Work request: Once you have read the records below, restate them word for word.

Input material:
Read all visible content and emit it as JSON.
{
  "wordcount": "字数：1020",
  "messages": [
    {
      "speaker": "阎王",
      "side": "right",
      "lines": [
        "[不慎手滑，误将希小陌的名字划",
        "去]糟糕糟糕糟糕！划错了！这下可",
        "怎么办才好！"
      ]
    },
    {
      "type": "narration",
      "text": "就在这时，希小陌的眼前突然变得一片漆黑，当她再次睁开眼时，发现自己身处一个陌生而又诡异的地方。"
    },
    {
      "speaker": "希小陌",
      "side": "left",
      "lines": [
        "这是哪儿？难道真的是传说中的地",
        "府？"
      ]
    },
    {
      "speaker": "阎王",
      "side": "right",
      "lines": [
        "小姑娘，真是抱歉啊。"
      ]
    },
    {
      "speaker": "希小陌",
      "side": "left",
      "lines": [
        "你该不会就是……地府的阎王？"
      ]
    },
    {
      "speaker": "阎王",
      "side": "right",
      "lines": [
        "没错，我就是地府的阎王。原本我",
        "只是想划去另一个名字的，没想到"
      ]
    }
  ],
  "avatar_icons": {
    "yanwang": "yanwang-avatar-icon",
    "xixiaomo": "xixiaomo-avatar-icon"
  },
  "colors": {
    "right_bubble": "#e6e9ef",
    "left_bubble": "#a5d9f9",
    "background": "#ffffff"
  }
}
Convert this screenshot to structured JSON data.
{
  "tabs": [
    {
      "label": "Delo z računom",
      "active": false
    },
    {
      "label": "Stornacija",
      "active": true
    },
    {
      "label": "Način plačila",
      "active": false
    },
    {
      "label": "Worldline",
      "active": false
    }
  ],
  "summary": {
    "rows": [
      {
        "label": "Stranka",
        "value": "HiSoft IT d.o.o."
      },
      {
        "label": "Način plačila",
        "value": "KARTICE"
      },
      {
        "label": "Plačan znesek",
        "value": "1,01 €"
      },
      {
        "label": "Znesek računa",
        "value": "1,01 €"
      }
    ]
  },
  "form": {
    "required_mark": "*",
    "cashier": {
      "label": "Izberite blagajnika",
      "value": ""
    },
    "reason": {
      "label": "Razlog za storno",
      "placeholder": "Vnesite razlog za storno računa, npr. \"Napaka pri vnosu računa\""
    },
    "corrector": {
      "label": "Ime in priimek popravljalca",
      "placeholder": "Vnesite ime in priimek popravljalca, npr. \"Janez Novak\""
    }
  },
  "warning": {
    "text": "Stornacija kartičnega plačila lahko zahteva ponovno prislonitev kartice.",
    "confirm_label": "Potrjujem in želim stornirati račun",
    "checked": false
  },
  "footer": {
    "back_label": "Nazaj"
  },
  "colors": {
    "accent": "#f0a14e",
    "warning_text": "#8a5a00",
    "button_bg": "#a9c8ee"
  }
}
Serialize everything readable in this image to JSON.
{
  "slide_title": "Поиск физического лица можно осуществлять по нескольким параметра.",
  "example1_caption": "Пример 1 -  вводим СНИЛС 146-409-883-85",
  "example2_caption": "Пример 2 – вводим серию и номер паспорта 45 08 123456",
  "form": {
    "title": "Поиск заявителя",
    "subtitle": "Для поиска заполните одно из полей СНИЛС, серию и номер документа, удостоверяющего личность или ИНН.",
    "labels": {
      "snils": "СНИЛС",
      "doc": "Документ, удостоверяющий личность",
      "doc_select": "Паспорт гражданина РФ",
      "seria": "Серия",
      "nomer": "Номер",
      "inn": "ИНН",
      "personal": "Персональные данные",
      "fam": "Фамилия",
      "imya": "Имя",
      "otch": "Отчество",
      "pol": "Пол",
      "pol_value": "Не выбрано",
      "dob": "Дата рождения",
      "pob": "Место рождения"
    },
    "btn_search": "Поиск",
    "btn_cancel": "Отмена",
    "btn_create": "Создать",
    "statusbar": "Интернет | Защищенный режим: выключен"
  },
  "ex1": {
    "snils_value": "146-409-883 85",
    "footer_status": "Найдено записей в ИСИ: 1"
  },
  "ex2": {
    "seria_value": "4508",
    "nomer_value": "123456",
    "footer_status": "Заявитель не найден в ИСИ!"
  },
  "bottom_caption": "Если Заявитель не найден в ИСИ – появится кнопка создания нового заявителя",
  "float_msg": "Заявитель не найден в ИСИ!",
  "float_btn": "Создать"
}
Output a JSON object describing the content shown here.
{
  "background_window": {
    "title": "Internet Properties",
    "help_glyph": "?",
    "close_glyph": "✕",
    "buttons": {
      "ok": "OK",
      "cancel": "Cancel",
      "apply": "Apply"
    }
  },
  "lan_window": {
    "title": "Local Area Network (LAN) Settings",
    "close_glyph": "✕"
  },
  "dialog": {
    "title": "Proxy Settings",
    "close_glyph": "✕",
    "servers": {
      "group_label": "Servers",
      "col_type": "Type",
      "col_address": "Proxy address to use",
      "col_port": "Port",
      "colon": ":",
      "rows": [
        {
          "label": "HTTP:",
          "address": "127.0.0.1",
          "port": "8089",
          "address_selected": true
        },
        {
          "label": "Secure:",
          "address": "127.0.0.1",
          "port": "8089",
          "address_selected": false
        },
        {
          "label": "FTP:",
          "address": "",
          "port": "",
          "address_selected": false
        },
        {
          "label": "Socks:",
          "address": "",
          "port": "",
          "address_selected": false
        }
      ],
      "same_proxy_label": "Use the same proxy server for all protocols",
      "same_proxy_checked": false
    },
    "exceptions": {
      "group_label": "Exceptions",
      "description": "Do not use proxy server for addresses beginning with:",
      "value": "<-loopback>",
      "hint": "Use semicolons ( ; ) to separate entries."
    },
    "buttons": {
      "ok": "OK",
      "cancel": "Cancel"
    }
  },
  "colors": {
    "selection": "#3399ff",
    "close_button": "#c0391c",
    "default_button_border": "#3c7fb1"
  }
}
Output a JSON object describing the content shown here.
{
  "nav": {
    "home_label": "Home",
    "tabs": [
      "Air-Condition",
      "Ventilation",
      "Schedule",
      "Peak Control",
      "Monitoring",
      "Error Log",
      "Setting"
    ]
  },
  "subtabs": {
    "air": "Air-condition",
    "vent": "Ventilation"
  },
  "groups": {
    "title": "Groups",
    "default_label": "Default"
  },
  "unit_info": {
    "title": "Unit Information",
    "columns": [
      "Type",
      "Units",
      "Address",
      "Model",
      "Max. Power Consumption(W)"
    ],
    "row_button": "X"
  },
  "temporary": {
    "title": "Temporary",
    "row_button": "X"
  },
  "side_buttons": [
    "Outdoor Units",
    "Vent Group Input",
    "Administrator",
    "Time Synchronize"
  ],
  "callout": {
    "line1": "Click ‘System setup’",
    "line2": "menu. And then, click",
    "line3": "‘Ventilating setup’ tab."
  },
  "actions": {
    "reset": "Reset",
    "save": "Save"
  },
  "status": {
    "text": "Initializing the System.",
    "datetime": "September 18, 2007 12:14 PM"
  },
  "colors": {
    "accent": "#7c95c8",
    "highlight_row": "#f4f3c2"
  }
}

Problem solution:
Read all visible content and emit it as JSON.
{
  "wordcount": "字数：1020",
  "messages": [
    {
      "speaker": "阎王",
      "side": "right",
      "lines": [
        "[不慎手滑，误将希小陌的名字划",
        "去]糟糕糟糕糟糕！划错了！这下可",
        "怎么办才好！"
      ]
    },
    {
      "type": "narration",
      "text": "就在这时，希小陌的眼前突然变得一片漆黑，当她再次睁开眼时，发现自己身处一个陌生而又诡异的地方。"
    },
    {
      "speaker": "希小陌",
      "side": "left",
      "lines": [
        "这是哪儿？难道真的是传说中的地",
        "府？"
      ]
    },
    {
      "speaker": "阎王",
      "side": "right",
      "lines": [
        "小姑娘，真是抱歉啊。"
      ]
    },
    {
      "speaker": "希小陌",
      "side": "left",
      "lines": [
        "你该不会就是……地府的阎王？"
      ]
    },
    {
      "speaker": "阎王",
      "side": "right",
      "lines": [
        "没错，我就是地府的阎王。原本我",
        "只是想划去另一个名字的，没想到"
      ]
    }
  ],
  "avatar_icons": {
    "yanwang": "yanwang-avatar-icon",
    "xixiaomo": "xixiaomo-avatar-icon"
  },
  "colors": {
    "right_bubble": "#e6e9ef",
    "left_bubble": "#a5d9f9",
    "background": "#ffffff"
  }
}
Convert this screenshot to structured JSON data.
{
  "tabs": [
    {
      "label": "Delo z računom",
      "active": false
    },
    {
      "label": "Stornacija",
      "active": true
    },
    {
      "label": "Način plačila",
      "active": false
    },
    {
      "label": "Worldline",
      "active": false
    }
  ],
  "summary": {
    "rows": [
      {
        "label": "Stranka",
        "value": "HiSoft IT d.o.o."
      },
      {
        "label": "Način plačila",
        "value": "KARTICE"
      },
      {
        "label": "Plačan znesek",
        "value": "1,01 €"
      },
      {
        "label": "Znesek računa",
        "value": "1,01 €"
      }
    ]
  },
  "form": {
    "required_mark": "*",
    "cashier": {
      "label": "Izberite blagajnika",
      "value": ""
    },
    "reason": {
      "label": "Razlog za storno",
      "placeholder": "Vnesite razlog za storno računa, npr. \"Napaka pri vnosu računa\""
    },
    "corrector": {
      "label": "Ime in priimek popravljalca",
      "placeholder": "Vnesite ime in priimek popravljalca, npr. \"Janez Novak\""
    }
  },
  "warning": {
    "text": "Stornacija kartičnega plačila lahko zahteva ponovno prislonitev kartice.",
    "confirm_label": "Potrjujem in želim stornirati račun",
    "checked": false
  },
  "footer": {
    "back_label": "Nazaj"
  },
  "colors": {
    "accent": "#f0a14e",
    "warning_text": "#8a5a00",
    "button_bg": "#a9c8ee"
  }
}
Serialize everything readable in this image to JSON.
{
  "slide_title": "Поиск физического лица можно осуществлять по нескольким параметра.",
  "example1_caption": "Пример 1 -  вводим СНИЛС 146-409-883-85",
  "example2_caption": "Пример 2 – вводим серию и номер паспорта 45 08 123456",
  "form": {
    "title": "Поиск заявителя",
    "subtitle": "Для поиска заполните одно из полей СНИЛС, серию и номер документа, удостоверяющего личность или ИНН.",
    "labels": {
      "snils": "СНИЛС",
      "doc": "Документ, удостоверяющий личность",
      "doc_select": "Паспорт гражданина РФ",
      "seria": "Серия",
      "nomer": "Номер",
      "inn": "ИНН",
      "personal": "Персональные данные",
      "fam": "Фамилия",
      "imya": "Имя",
      "otch": "Отчество",
      "pol": "Пол",
      "pol_value": "Не выбрано",
      "dob": "Дата рождения",
      "pob": "Место рождения"
    },
    "btn_search": "Поиск",
    "btn_cancel": "Отмена",
    "btn_create": "Создать",
    "statusbar": "Интернет | Защищенный режим: выключен"
  },
  "ex1": {
    "snils_value": "146-409-883 85",
    "footer_status": "Найдено записей в ИСИ: 1"
  },
  "ex2": {
    "seria_value": "4508",
    "nomer_value": "123456",
    "footer_status": "Заявитель не найден в ИСИ!"
  },
  "bottom_caption": "Если Заявитель не найден в ИСИ – появится кнопка создания нового заявителя",
  "float_msg": "Заявитель не найден в ИСИ!",
  "float_btn": "Создать"
}
Output a JSON object describing the content shown here.
{
  "background_window": {
    "title": "Internet Properties",
    "help_glyph": "?",
    "close_glyph": "✕",
    "buttons": {
      "ok": "OK",
      "cancel": "Cancel",
      "apply": "Apply"
    }
  },
  "lan_window": {
    "title": "Local Area Network (LAN) Settings",
    "close_glyph": "✕"
  },
  "dialog": {
    "title": "Proxy Settings",
    "close_glyph": "✕",
    "servers": {
      "group_label": "Servers",
      "col_type": "Type",
      "col_address": "Proxy address to use",
      "col_port": "Port",
      "colon": ":",
      "rows": [
        {
          "label": "HTTP:",
          "address": "127.0.0.1",
          "port": "8089",
          "address_selected": true
        },
        {
          "label": "Secure:",
          "address": "127.0.0.1",
          "port": "8089",
          "address_selected": false
        },
        {
          "label": "FTP:",
          "address": "",
          "port": "",
          "address_selected": false
        },
        {
          "label": "Socks:",
          "address": "",
          "port": "",
          "address_selected": false
        }
      ],
      "same_proxy_label": "Use the same proxy server for all protocols",
      "same_proxy_checked": false
    },
    "exceptions": {
      "group_label": "Exceptions",
      "description": "Do not use proxy server for addresses beginning with:",
      "value": "<-loopback>",
      "hint": "Use semicolons ( ; ) to separate entries."
    },
    "buttons": {
      "ok": "OK",
      "cancel": "Cancel"
    }
  },
  "colors": {
    "selection": "#3399ff",
    "close_button": "#c0391c",
    "default_button_border": "#3c7fb1"
  }
}
Output a JSON object describing the content shown here.
{
  "nav": {
    "home_label": "Home",
    "tabs": [
      "Air-Condition",
      "Ventilation",
      "Schedule",
      "Peak Control",
      "Monitoring",
      "Error Log",
      "Setting"
    ]
  },
  "subtabs": {
    "air": "Air-condition",
    "vent": "Ventilation"
  },
  "groups": {
    "title": "Groups",
    "default_label": "Default"
  },
  "unit_info": {
    "title": "Unit Information",
    "columns": [
      "Type",
      "Units",
      "Address",
      "Model",
      "Max. Power Consumption(W)"
    ],
    "row_button": "X"
  },
  "temporary": {
    "title": "Temporary",
    "row_button": "X"
  },
  "side_buttons": [
    "Outdoor Units",
    "Vent Group Input",
    "Administrator",
    "Time Synchronize"
  ],
  "callout": {
    "line1": "Click ‘System setup’",
    "line2": "menu. And then, click",
    "line3": "‘Ventilating setup’ tab."
  },
  "actions": {
    "reset": "Reset",
    "save": "Save"
  },
  "status": {
    "text": "Initializing the System.",
    "datetime": "September 18, 2007 12:14 PM"
  },
  "colors": {
    "accent": "#7c95c8",
    "highlight_row": "#f4f3c2"
  }
}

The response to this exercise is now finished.